_Stored records_
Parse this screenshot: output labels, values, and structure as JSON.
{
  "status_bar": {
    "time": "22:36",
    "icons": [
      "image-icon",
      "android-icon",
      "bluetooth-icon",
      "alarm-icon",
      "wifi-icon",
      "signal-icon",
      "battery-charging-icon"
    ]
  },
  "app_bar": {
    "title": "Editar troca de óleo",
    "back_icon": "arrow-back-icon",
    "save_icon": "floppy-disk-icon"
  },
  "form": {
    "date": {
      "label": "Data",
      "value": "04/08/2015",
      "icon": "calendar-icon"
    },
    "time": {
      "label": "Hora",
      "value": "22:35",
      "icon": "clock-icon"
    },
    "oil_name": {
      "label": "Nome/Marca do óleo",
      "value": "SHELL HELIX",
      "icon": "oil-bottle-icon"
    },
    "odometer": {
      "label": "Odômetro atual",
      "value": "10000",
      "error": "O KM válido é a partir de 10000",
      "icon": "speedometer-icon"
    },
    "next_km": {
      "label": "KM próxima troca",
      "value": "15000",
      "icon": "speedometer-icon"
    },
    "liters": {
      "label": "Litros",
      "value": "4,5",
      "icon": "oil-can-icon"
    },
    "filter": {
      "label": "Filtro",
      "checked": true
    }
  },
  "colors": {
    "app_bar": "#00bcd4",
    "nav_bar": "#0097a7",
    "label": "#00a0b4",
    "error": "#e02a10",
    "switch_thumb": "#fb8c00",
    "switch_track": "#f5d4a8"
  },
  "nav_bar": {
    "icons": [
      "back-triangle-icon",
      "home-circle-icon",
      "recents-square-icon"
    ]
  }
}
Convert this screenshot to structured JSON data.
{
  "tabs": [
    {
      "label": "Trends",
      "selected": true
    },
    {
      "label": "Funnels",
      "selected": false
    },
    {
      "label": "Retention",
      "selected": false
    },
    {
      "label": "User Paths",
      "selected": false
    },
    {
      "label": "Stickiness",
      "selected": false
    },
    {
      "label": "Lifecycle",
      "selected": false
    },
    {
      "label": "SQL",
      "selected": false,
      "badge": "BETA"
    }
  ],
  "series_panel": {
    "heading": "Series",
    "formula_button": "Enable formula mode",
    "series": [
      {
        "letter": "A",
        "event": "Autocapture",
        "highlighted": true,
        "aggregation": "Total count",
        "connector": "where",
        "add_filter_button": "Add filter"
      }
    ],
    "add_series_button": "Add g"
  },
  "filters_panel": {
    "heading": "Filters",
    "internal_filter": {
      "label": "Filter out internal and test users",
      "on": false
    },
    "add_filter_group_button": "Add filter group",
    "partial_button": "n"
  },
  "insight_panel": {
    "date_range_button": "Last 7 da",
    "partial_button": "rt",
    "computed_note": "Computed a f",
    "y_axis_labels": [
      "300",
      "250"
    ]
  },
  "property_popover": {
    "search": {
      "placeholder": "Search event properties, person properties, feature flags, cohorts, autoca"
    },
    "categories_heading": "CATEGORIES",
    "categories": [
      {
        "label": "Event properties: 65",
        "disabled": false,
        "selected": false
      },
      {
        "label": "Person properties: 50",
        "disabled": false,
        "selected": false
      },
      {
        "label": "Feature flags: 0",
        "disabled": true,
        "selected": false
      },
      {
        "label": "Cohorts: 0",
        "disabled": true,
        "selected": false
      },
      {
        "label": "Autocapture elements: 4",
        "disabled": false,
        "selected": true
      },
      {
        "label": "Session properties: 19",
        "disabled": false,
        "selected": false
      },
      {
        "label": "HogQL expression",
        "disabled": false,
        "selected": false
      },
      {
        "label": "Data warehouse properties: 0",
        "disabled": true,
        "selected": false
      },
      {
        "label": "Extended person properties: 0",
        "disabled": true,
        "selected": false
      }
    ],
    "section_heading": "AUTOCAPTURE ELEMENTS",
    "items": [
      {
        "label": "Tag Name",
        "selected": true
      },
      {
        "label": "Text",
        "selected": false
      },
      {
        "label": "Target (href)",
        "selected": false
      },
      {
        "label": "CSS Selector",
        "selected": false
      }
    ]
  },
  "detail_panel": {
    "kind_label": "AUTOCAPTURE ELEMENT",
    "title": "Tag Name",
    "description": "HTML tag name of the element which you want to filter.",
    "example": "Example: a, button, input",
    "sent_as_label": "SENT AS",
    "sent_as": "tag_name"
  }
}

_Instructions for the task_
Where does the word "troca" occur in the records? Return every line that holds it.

_Written answer_
    "title": "Editar troca de óleo",
      "label": "KM próxima troca",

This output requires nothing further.